On August 1, 2007, along came this story:
A new al Qaeda propaganda ad, headlined "Wait for the Big Surprise" and featuring a digitally altered photograph of President George Bush and Pakistan's President Pervez Musharraf standing in front of a burning White House, was posted on the Internet today.In addition, the amount of anti-terrorism dollars has just been increased for the D.C. area. From this August 1, 2007 story in the Washington Post:
The brief clip from al Qaeda's "as Sahab" propaganda arm juxtaposes the doctored photo of Bush and Musharraf along with previously seen images of al Qaeda's top leadership -- Osama bin Laden, Ayman al Zawahri and Adam Gadahn -- as well as a photo of an SUV in a motorcade.
There is no additional information provided in the ad, and it closes with the words, "Soon -- God willing," written across the screen and repeated several times.
The D.C. area will use a major anti-terrorism grant to upgrade its bomb squads and provide law enforcement with new intelligence analysts and computer systems -- including one dubbed "Google for cops," authorities said yesterday.On August 4, 2007, this story appeared in the Washington Post, on the front page, above the fold:
Those were among the details released by state and local officials, who met this week to carve up a recent $61.6 million grant from the Department of Homeland Security.
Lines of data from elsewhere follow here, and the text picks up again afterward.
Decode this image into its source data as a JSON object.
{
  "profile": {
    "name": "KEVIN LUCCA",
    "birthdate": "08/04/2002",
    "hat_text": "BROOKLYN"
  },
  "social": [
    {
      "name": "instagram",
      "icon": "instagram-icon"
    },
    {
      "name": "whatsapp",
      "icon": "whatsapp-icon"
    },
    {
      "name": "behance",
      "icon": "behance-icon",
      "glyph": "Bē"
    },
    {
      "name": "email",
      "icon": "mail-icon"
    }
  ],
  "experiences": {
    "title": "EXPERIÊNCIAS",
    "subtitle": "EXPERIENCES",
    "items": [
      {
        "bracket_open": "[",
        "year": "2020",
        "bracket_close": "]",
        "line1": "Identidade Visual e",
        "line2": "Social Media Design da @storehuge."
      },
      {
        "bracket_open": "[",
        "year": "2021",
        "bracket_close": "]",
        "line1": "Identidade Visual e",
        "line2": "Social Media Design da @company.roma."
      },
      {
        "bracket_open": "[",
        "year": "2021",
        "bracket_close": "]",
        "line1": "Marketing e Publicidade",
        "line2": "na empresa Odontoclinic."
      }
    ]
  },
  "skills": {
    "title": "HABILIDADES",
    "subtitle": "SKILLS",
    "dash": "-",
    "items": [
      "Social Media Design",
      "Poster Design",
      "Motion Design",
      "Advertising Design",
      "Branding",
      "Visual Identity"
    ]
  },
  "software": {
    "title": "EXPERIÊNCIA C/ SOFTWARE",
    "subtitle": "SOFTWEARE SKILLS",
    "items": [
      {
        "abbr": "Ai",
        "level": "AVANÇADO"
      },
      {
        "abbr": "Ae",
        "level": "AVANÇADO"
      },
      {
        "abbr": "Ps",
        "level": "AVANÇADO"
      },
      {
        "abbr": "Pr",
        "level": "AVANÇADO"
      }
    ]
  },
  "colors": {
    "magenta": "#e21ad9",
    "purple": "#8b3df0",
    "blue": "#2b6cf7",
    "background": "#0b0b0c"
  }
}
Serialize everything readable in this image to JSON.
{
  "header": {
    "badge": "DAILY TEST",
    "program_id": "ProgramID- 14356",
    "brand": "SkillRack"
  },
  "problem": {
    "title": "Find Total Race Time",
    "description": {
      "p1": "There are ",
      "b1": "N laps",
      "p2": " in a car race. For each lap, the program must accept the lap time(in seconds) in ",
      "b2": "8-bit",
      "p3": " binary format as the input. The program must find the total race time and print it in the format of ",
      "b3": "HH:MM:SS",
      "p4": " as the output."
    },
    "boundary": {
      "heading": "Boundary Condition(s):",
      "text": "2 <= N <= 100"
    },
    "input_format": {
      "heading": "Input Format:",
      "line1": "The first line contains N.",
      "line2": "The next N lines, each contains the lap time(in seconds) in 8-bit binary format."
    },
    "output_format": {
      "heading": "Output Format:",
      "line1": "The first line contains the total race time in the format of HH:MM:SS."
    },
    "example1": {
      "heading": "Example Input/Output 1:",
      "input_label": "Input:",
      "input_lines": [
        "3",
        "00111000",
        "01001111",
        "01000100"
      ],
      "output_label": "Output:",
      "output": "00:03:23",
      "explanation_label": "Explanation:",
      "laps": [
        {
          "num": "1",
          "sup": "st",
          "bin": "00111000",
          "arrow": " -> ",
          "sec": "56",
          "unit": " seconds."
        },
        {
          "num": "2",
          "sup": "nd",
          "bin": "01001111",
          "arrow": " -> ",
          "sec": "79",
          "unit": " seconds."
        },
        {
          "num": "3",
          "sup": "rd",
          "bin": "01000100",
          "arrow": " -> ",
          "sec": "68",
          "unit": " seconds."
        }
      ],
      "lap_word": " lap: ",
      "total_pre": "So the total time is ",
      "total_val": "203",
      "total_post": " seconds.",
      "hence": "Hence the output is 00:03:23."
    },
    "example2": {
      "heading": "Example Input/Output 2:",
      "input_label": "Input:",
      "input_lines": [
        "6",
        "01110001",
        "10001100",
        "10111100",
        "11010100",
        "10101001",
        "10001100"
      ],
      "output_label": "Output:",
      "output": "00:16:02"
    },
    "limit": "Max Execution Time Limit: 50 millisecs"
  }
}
The funds are a 30 percent increase over last year's award to the region...
The Senate bowed to White House pressure last night and passed a Republican plan for overhauling the federal government's terrorist surveillance laws, approving changes that would temporarily give U.S. spy agencies expanded power to eavesdrop on foreign suspects without a court order.A few weeks ago, the Washington Post carried an item from a local reader, who noted a lot of extra heliocopter activity in the airspace over his home, situated near Andrews Air Force Base. He emphasized that he had noticed such activity only twice before, each time prior to the U.S. invasions of Afghanistan and Iraq.
The 60 to 28 vote, which was quickly denounced by civil rights and privacy advocates, came after Democrats in the House failed to win support for more modest changes that would have required closer court supervision of government surveillance. Earlier in the day, President Bush threatened to hold Congress in session into its scheduled summer recess if it did not approve the changes he wanted.
The legislation, which is expected to go before the House today [August 4], would expand the government's authority to intercept without a court order the phone calls and e-mails of people in the United States who are communicating with people overseas.
Sixteen Democrats and Sen. Joseph I. Lieberman (I-Conn.) joined all 43 Republicans in supporting the measure, which is nearly identical to a proposal prepared by the Bush administration. "We're at war. The enemy wants to attack us," Lieberman said during the Senate debate....
Locals in the D.C. area have also recently noted frequent testings of the Emergency Broadcast System.
Put together all the above. Your conclusions?